Posted on June 13, 2015 by Stop Smart Meters Australia
A leading Melbourne doctor is blaming mobile phones for an escalation in brain cancer.
Dr John Tickell has fought his own cancer battle and claims radiation is the link.
He says it should be a wake up call for anyone who uses a mobile phone.
Dr Tickell was a on a flight from Sydney to Melbourne when he suffered a seizure. A subsequent brain scan revealed five tumours; one was the size of a golf ball.
“It’s maybe the scariest words you’ll ever hear, ‘you have brain cancer’,” Dr Tickell said.
Now in remission, Dr Tickell believes radiation is a significant contributing factor to the increasing rate in brain tumours.
Read the post here.
Friday, June 12, 2015
Thursday, June 11, 2015
Cell phone industry files suit against Berkeley's warning notice ordinance
BERKELEY -- An industry group represented by one of the nation's most prominent attorneys has sued Berkeley in federal court, seeking to topple the city's recently enacted ordinance mandating disclosure of possible radiation hazards associated with use of cellphones.
Olson was solicitor general under President George W. Bush from 2001 to 2004. In late 2000, Olson represented then-candidate Bush before the U.S. Supreme Court, which stopped a recount of votes in Florida, effectively delivering victory to Bush in the presidential campaign over Al Gore.

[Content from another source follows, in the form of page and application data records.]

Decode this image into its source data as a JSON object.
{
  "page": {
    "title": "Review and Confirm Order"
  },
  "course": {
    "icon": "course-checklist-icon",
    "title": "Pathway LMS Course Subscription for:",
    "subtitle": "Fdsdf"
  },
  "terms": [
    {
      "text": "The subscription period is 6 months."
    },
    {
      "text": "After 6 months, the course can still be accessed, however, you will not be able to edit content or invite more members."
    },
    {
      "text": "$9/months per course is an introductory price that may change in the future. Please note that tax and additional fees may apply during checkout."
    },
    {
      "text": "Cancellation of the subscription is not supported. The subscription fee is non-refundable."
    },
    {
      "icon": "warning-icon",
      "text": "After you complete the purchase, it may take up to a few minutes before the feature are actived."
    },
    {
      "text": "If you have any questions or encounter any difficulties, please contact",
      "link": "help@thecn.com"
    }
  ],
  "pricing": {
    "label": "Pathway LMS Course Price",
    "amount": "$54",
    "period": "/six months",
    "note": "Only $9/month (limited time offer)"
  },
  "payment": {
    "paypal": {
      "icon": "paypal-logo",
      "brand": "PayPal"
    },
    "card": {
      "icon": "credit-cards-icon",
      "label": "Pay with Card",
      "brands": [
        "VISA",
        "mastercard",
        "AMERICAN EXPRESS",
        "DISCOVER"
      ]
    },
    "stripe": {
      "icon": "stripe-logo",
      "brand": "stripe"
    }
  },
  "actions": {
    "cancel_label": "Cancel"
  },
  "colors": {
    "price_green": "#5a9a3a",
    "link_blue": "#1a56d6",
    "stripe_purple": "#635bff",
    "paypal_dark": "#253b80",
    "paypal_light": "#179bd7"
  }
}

Later, Olson challenged California's Proposition 8, which banned same-sex marriage in 2008. Prop. 8 eventually was overturned in U.S. District Court.
The CTIA suit says Berkeley's ordinance amounts to "compelled speech" that "is not only scientifically baseless and alarmist, but ... also contradicts the federal government's determination that cellphones approved for sale in the United States, however worn, are safe for everyone." It warns that if allowed to stand, it will lead to a "crazy-quilt of tens of thousands of inconsistent 'disclosure' obligations around the country."
Councilman Max Anderson, who co-sponsored the ordinance with Councilman Kriss Worthington, said Tuesday that Berkeley anticipated the lawsuit and that the CTIA's First Amendment argument is spurious and without merit.
"The CTIA, like the NRA, will litigate any measures that seek to protect consumers from their product," Anderson said.
Lawrence Lessig, a law professor and director of the Edmund J. Safra Center for Ethics at Harvard University, told the council on May 12 that he is increasingly concerned that the First Amendment is being used by corporations as a bullying tool.
He referred to several recent national and international scientific studies, and an appeal submitted to the United Nations World Health Organization, that raise concern over the effects of increased exposure to electromagnetic fields generated by electric and wireless devices such as cellphones, cordless phones, base stations, Wi-Fi, broadcast antennas, smart meters, baby monitors and other devices that generate an extremely low-frequency electromagnetic field. Lessig has offered to provide legal advice to the city and defend the ordinance pro bono.
Contact Tom Lochner at 510-262-2760. Follow him at Twitter.com/tomlochner.